Award-winning filmmaker Eytan Fox is best known for his films dealing with strongly delineated characters and homosexuality, incorporating a strong use of artistic design and aesthetic elements.
Born in New York in 1964, Fox immigrated to Israel with his family at a young age and grew up in Jerusalem. He studied at the Dept. of Film and TV at Tel Aviv University. He made two films about homosexuality in the Israeli army: Time-Off (1990), a short drama which won First Prize at the Munich Student Film Festival; Yossi and Jagger (2002), which won Honorable Mention for TV drama at the Jerusalem Film Festival.
Fox's first feature film, Song of the Siren (1994), based on the acclaimed novel by Irit LInur, was one of the most popular Israeli films of the 1990s. His dramatic television series Florentene (1997-99), based on the American TV series, Friends, which examines the lives of young people in Tel Aviv, won First Prize in the television category at Jerusalem (1997). His short musical comedy, Gotta Have Heart (1997), won a prize for Best Short at the New York NewFest (1999).

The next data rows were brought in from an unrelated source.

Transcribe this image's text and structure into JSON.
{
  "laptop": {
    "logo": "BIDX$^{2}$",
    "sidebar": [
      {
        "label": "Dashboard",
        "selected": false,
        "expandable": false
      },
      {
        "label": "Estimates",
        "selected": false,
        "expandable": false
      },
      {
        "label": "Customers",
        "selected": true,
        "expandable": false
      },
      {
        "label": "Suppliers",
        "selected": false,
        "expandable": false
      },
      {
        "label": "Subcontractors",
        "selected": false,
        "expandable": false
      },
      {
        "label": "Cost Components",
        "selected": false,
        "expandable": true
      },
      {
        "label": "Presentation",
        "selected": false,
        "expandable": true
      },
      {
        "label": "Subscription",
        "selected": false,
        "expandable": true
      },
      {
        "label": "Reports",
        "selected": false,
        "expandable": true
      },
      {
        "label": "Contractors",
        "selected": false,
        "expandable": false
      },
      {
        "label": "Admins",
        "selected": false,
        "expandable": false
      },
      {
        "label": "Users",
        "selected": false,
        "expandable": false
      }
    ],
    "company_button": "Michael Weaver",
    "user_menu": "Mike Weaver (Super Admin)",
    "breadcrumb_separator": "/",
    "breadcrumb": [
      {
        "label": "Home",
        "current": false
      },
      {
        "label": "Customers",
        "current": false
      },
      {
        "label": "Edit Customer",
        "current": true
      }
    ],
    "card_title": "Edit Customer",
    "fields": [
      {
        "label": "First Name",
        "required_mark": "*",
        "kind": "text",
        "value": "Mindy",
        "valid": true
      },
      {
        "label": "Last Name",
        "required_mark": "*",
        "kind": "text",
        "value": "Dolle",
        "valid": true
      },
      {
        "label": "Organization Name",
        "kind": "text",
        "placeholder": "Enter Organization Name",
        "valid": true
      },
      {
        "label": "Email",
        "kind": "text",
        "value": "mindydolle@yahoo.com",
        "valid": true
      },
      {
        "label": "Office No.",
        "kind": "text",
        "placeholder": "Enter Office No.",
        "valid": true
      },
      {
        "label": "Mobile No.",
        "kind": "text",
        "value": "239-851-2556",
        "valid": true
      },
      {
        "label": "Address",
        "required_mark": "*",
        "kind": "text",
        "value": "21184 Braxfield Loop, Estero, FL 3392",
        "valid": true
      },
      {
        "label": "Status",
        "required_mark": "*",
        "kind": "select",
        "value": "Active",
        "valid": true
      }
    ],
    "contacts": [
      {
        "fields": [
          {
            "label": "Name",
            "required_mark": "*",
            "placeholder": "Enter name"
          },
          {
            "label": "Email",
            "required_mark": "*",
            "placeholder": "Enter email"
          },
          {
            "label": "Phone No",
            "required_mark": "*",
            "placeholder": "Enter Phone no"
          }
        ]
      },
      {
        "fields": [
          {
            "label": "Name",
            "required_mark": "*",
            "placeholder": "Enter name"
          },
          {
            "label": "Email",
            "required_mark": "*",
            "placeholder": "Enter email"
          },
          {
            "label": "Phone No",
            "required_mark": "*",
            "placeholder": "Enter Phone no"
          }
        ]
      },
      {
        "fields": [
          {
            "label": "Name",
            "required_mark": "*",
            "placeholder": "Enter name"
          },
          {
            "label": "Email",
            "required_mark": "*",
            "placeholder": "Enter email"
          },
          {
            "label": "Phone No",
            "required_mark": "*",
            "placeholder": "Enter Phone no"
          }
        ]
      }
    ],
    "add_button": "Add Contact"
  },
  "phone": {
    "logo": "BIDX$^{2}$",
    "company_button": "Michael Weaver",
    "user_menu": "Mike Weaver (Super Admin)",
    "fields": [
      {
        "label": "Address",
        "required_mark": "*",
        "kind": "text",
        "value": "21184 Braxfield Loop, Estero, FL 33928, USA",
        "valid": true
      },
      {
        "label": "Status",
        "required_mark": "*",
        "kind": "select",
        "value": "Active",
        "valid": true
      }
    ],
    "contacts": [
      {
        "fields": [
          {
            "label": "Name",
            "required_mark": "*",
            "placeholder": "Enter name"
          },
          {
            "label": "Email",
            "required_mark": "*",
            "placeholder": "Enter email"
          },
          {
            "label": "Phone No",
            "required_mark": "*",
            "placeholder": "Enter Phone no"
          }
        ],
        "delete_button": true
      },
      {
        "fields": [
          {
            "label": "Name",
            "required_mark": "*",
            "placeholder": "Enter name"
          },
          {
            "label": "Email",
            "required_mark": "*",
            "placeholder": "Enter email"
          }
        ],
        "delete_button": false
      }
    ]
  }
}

His highly acclaimed and award-winning Walk on Water (2003) is a complex film about the emotional baggage that Israeli men carry as a result of living in a society at war (see previous review on this blog). His most recent feature film, The Bubble (2006), is about the homosexual scene on Sheinkin St., about the terrible divide between Palestinians and Israelis, and the humiliations that Palestinians face on a daily basis contrasted with some of the everyday life in Tel Aviv.
Eytan Fox's latest film, Yossi, which premiered recently at the Tribeca FIlm Festival and is currently playing in Israeli cinemas, is a sequel to Yossi and Jagger. Ten years after Jagger died in Yossi's arms during the war in Lebanon, Yossi (Ohad Knoller) is still in the closet. He is a cardiologist in a Tel Aviv hospital, but has not had a love relationship of any kind since his deep attachment to Jagger during his army service. Red-eyed and haggard looking, he is desperately lonely and in need of a vacation. Driving to Eilat for some time off, he picks up a group of soldiers, also on their way to party and vacation in Eilat.
According to Eytan Fox (interviewed on Israeli Radio Reshet Bet, last week), "I left the image of Yossi in a not very good place, and I decided to return to try to change that." He explained that the story is a variation on his own life, on the path that he himself experienced, and also it is about how Israeli society has changed. Ten years have gone by and Israeli society has changed, but Yossi is still stuck where he was at the end of the previous film.
Music is beautifully integrated -- as it is in all of Fox's films. But Yossi and Jagger was a different kind of film -- produced on the background of war, it had much tension and drama. This film is more about life and learning how to love again. Gestures and glances are crucial elements -- rather than action and drama -- making the film more of a psychological study than a narrative film.